**Supplied entries**
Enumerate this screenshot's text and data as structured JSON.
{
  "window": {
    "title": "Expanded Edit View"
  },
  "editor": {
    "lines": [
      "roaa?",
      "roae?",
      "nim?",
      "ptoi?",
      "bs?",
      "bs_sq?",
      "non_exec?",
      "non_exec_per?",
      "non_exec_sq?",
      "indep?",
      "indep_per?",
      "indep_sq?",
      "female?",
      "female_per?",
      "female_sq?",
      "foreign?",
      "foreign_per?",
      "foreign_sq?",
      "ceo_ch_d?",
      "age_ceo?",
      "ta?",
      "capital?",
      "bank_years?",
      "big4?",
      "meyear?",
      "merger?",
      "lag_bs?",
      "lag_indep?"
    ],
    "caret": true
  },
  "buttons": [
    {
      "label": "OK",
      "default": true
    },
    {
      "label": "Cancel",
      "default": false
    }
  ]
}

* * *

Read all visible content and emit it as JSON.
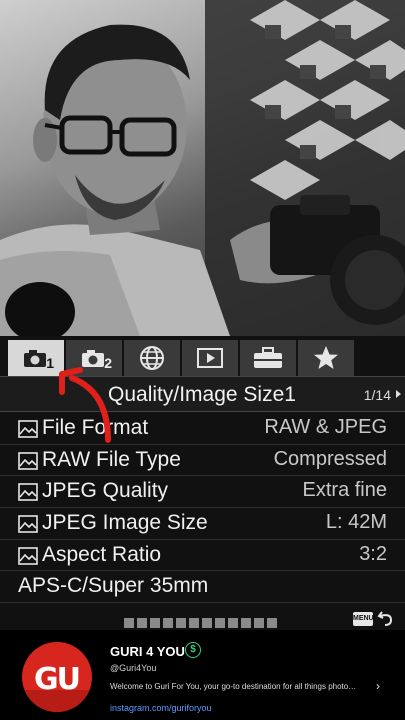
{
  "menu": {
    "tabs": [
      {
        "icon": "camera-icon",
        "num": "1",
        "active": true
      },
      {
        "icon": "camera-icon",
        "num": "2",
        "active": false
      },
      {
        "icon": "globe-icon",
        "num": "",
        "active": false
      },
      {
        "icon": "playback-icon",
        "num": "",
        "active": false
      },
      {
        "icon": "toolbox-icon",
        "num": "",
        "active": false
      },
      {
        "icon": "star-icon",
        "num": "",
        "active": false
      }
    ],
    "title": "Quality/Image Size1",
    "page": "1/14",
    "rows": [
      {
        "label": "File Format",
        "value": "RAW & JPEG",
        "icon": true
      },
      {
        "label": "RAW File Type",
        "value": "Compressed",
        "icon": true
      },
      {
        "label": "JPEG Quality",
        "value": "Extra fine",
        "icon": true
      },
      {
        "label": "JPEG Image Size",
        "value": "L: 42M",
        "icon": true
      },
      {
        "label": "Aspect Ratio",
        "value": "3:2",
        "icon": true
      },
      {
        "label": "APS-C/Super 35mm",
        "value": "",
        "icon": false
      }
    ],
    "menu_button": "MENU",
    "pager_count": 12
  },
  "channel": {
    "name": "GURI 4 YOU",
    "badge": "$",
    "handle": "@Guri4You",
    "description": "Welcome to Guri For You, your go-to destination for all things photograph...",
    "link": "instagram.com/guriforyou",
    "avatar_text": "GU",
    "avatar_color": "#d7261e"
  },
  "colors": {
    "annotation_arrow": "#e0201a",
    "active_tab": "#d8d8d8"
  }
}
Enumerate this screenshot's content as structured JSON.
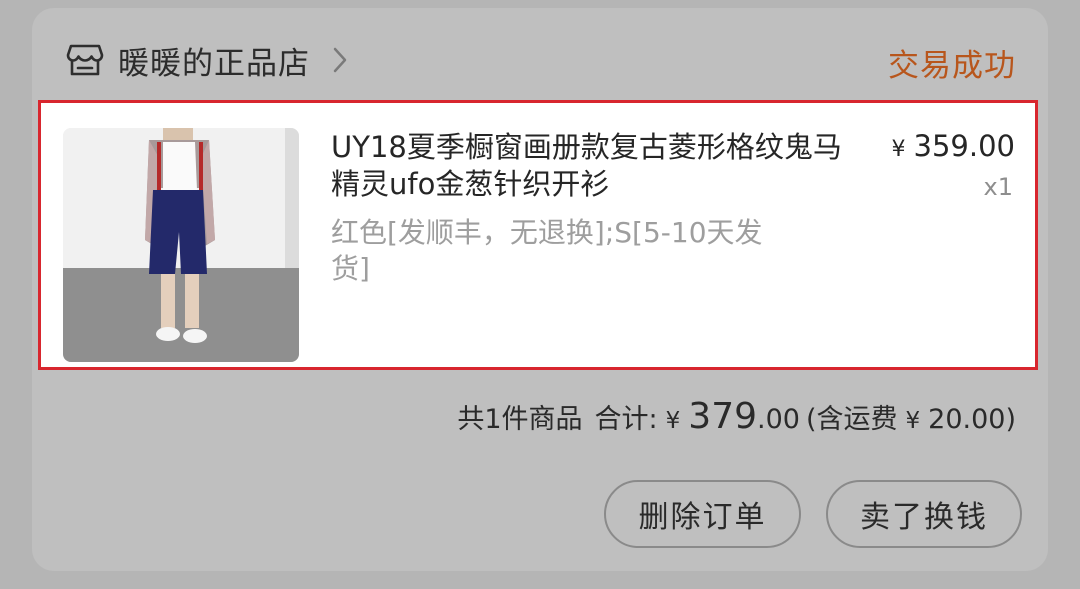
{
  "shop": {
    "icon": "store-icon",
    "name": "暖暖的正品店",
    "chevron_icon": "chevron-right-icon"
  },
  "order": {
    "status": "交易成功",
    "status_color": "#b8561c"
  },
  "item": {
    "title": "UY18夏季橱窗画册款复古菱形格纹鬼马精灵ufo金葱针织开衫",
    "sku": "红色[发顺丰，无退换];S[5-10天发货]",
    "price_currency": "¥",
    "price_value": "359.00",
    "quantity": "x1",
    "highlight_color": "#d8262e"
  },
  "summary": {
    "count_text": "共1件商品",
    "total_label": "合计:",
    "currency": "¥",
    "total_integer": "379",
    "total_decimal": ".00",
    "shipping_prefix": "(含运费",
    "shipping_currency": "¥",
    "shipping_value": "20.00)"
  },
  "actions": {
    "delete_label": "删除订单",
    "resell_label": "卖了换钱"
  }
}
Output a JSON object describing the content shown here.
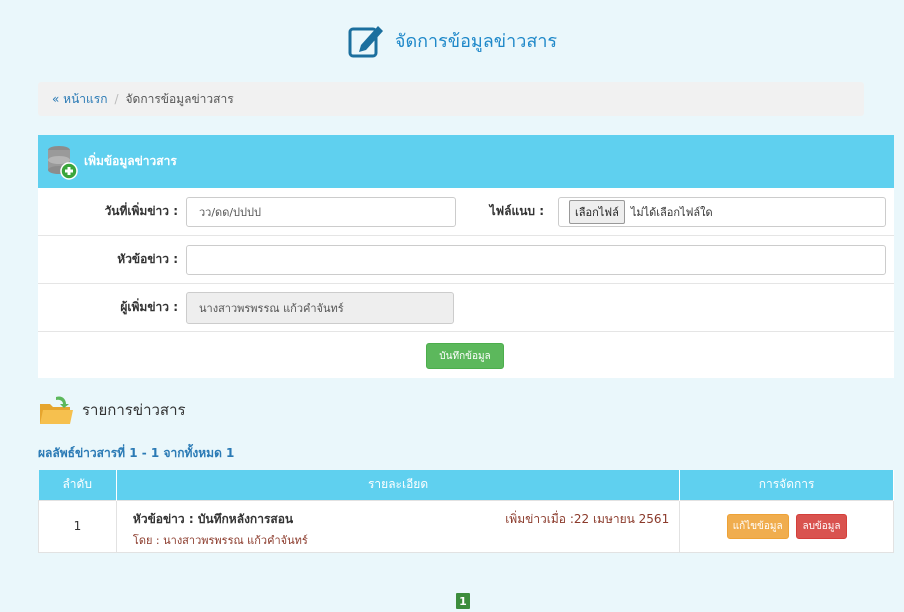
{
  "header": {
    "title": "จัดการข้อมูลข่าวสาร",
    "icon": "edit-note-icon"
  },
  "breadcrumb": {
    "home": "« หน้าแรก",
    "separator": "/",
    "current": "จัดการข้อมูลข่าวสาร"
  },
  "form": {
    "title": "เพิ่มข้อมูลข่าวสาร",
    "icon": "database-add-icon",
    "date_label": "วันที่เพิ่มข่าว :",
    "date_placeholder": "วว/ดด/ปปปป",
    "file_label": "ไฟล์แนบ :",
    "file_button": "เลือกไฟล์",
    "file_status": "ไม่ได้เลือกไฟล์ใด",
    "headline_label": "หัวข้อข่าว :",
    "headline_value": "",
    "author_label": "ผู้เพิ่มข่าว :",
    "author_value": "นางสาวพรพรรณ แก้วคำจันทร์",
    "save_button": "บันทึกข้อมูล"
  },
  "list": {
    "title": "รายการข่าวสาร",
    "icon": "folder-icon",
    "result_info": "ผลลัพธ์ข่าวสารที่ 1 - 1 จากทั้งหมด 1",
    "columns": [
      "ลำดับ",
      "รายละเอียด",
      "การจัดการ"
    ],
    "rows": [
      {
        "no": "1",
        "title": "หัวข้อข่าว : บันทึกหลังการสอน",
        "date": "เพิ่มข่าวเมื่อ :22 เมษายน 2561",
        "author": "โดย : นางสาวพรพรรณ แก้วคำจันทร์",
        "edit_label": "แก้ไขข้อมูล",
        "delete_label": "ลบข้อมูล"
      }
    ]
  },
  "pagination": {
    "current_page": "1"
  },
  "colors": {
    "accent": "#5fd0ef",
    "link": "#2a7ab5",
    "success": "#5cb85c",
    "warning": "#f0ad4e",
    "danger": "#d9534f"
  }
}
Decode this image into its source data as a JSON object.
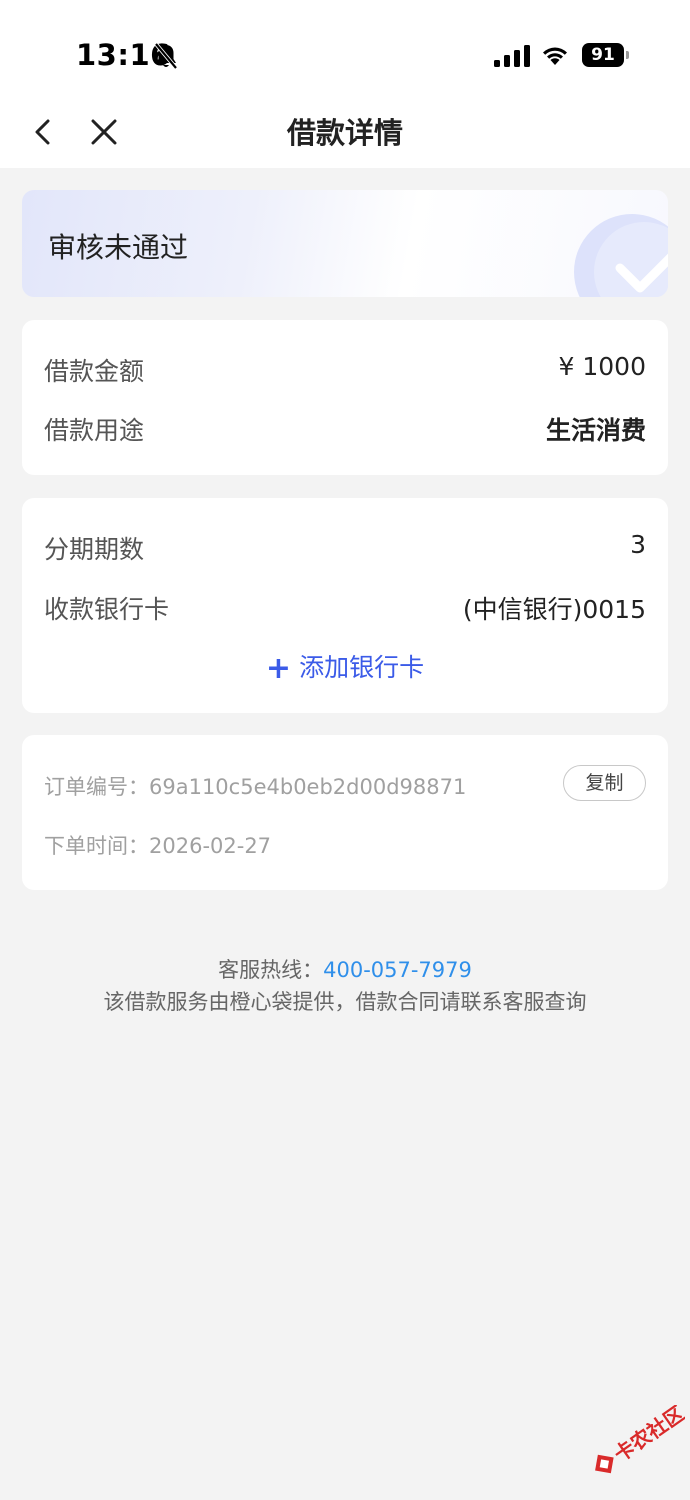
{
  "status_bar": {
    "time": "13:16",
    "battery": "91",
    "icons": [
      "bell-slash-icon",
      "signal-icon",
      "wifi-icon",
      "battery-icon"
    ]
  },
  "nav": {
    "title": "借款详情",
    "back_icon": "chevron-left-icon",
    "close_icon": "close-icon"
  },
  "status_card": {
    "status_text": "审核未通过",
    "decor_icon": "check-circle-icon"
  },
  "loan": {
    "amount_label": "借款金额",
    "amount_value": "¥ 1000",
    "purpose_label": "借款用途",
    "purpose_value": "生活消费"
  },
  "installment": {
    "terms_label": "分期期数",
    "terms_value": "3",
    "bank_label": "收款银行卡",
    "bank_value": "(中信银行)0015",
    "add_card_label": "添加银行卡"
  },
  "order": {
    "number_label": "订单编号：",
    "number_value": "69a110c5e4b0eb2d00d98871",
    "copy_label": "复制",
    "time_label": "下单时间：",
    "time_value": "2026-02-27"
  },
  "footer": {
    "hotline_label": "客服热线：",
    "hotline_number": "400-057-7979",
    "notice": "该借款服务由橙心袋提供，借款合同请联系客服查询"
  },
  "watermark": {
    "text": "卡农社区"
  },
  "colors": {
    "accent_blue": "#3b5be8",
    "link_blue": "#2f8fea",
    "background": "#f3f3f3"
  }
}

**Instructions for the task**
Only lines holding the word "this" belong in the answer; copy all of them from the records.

**Written solution**
Enumerate this screenshot's text and data as structured JSON.
Enumerate this screenshot's content as structured JSON.
Decode this image into its source data as a JSON object.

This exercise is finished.